Tuesday, October 31, 2006

Google's Web 2.0 - Taking the SMB Market from Microsoft

In my previous blog posting, I highlighted the fact that Google's advertising-based revenue model does not justify its market cap. Clearly, the folks at Google are wise to this and are looking for other growth opportunities, and have Microsoft right in the crosshairs. Microsoft offers archaic technology relative to web technologies and there is a lot of revenue ripe for the plucking.

Google has just done another build vs. buy acquisiion (ie, acquisition that did not cost that much) by buying JotSpot. JotSpot is a YAW2 (yet another Web 2.0) company with no viable business model but some interesting features around a structured Wiki that help people easily build intranet features such as holiday calendars and expense management.

Google Office currently offers mail, calendaring, word processing, spreadsheets, and search. It has now added an extensible wiki comparable to SharePoint.
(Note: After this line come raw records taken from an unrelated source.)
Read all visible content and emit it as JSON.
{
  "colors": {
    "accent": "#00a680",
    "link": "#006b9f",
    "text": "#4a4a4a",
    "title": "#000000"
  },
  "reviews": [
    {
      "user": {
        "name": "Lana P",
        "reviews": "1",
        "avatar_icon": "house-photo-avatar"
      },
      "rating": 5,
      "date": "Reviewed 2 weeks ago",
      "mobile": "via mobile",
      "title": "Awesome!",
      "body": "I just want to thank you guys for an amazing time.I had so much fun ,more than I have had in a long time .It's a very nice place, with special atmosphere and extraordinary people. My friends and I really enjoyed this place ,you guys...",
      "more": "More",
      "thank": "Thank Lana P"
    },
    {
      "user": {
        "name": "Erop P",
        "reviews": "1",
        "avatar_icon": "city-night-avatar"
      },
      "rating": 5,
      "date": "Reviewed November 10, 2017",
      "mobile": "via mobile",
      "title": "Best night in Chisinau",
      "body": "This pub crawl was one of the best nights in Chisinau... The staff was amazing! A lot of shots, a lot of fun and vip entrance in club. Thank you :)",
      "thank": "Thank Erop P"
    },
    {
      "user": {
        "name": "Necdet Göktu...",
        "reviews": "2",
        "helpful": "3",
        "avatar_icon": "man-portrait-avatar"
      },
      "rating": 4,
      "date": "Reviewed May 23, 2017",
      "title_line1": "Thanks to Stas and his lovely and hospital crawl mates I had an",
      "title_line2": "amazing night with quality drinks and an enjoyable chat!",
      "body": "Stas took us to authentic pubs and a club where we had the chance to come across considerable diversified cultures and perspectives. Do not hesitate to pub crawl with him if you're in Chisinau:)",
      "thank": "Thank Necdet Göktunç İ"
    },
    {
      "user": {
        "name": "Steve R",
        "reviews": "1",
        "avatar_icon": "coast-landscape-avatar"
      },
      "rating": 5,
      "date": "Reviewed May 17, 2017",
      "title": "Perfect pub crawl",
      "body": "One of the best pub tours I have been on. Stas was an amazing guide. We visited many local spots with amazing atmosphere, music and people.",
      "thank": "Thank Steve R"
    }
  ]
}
Missing are PowerPoint, Access, and Project equivalents but these will be pretty cheap for Google to pick up (DabbleDB, Coghead, Backbase, etc.).

Google Office is not going to target enterprises, at least initially. However, it is clear at this point that Google is going to own at least the "S" in SMB. Small businesses with <50 people no longer need to buy a thing from Microsoft except for Windows XP at an OEM price. What they give up in some individual features will be more than made up with the collaboration and data backup features of using hosted applications in addition to the cost savings of not buying licenses to bloated software and not maintaining software on desktops.